Friday began with a tour of the caves near Semuc Champey. This consisted of carrying a candle as you periodically swam through water and climbed up and down ropes or ladders as we made our way through the cave system. It was pretty amazing and unlike anything else I've ever experienced.

Next we headed to a bridge where we had the option of jumping off it into the river below. I've never really jumped off anything very high before, but thought it was now or never. I do have pictoral proof, but the computer isn't recognizing my camera so I'll have to post later.

Off to Semuc... We were left on our own for a few hours and Anna, Joe, and I opted to hike to El Mirador before heading to the pools. It was a fairly steep hike, but only took 20 minutes to reach the top. From there we enjoyed a beautiful view of the piscinas of Semuc. to come. The afternoon was spent swimming and floating in water that was so clear you could open your eyes under water and they didn't hurt. I watched the leaves on the trees flutter in the breeze and listened to the sound of the waterfall (under water) as I floated on my back in bliss. Here's a pic of Joe enjoying the same...

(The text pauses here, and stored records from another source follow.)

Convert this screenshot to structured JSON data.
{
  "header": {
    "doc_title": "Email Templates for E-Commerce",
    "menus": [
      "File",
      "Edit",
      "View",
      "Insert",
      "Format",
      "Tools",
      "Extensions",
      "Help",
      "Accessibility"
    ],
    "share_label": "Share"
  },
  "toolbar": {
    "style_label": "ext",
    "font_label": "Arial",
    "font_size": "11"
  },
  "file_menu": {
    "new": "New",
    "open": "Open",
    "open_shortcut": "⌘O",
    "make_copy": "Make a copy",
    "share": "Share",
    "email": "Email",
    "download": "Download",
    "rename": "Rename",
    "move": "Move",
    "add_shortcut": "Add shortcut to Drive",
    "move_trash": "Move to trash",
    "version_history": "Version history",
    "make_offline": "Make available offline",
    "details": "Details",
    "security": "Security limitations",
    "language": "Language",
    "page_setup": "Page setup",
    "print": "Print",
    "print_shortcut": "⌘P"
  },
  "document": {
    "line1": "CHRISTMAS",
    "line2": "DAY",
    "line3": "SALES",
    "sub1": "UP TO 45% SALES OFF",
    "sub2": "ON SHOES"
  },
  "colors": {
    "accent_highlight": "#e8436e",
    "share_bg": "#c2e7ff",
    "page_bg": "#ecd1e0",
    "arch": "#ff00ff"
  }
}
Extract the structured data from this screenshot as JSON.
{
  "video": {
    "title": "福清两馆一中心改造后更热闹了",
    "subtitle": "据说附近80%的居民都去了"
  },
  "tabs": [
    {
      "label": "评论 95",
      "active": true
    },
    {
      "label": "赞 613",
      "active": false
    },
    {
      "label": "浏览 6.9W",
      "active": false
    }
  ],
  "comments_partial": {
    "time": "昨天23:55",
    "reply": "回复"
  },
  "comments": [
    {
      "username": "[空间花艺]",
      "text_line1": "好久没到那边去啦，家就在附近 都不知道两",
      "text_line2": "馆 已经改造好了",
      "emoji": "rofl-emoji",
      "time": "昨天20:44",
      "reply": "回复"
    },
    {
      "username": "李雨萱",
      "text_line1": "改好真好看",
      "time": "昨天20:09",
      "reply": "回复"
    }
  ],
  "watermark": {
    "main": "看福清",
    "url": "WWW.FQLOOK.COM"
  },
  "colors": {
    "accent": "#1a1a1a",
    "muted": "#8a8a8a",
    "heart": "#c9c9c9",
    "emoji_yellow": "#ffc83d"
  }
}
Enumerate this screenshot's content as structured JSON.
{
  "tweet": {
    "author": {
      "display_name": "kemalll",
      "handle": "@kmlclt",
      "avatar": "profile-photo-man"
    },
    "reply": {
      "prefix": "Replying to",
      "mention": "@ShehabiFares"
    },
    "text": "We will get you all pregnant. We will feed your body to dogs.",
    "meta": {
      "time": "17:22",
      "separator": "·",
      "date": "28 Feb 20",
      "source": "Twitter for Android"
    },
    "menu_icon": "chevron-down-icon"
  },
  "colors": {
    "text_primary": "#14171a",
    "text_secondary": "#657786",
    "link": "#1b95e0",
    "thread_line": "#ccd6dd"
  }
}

The end of the day led us to a waterfall and another cave where the river flows through and rises above ground. We had to swim to and climb up the small cliff under the waterfall...and then jump off. Big jump number 2 for me. It was probably the same height or even less than the bridge, but a bit scarier as the river below had a strong current and was crashing up against a nearby rock. Thankfully I didn't hit that rock and landed safely in the water. Anna and I commented on how you probably wouldn't be able to experience anything like this in the states due to liablity issues. There wasn't really any survey of swimming skills and you didn't have to sign your life away. There were moments near the end, when I was tired and cold, that I thought I was going to slip and fall. But I didn't and I am glad I took the risks that I did. I had a blast.

Saturday consisted of another day of lounging before leaving on Sunday. It was a marvelous weekend. A great way to start Take 2 of Guatemala.

More to come...

It has been a whirlwind of a trip so far and I haven't been near fast internet for awhile now. I finally have some time and will try and post some updates.

Wednesday, April 1, 2009

Take 2

I spent October through March in Wenatchee living with my sister, taking a Spanish class, and participating in the Gold´s Gym Challenge. I often questioned how I was spending my hard earned time off. It seemed like such a privilege to not have to work that I felt I should be doing something really ´worthwhile´ with the time. Yet I didn´t. Then I beat myself up because I didn´t. Then I thought about the recent post of my friend href="", Anna describing how there is no judgement in Mexico as to how you choose to spend your day. It´s such an American value to always be doing something, accomplishing something and I realized that maybe I need to not be so judgemental of myself.

I did get to spend more time with my sister and most of the rest of my family than I have in the past 20 years and that was nice, that was a privilege of having that time off. I was also given the opportunity to get back in shape albeit in a kind of over-the-top-obsessive-type-of-way with the challenge. I can be a little competitive...ok...maybe a lot sometimes. The challenge gave me something to focus on, gave me some structure that I longed for. And through the course of it, I realized once again how important movement is to my is part of who I am and I wondered how I could let something that is such an essential part of who I am just disappear. I never replaced dancing with anything when I quit. We had to write an essay as part of the challenge: ´What did you learn about yourself during this process? and How will you continue?´ and these were ideas I included in that essay.

And now I am back in Guate. Take 2. I flew in last night and caught a bus with Anna to Coban this morning. Here we are sitting in an internet cafe and catching up on email before we head to Semuc Champey tomorrow. Anna has been traveling for the past 6 months. We met on my first day in Guatemala the last time I was here and have kept in contact since. She was going to go home earlier, but extended her ticket once I decided to come. I am thankful for that. Thankful for a travel companion as I was very lonely here last time.

More to come...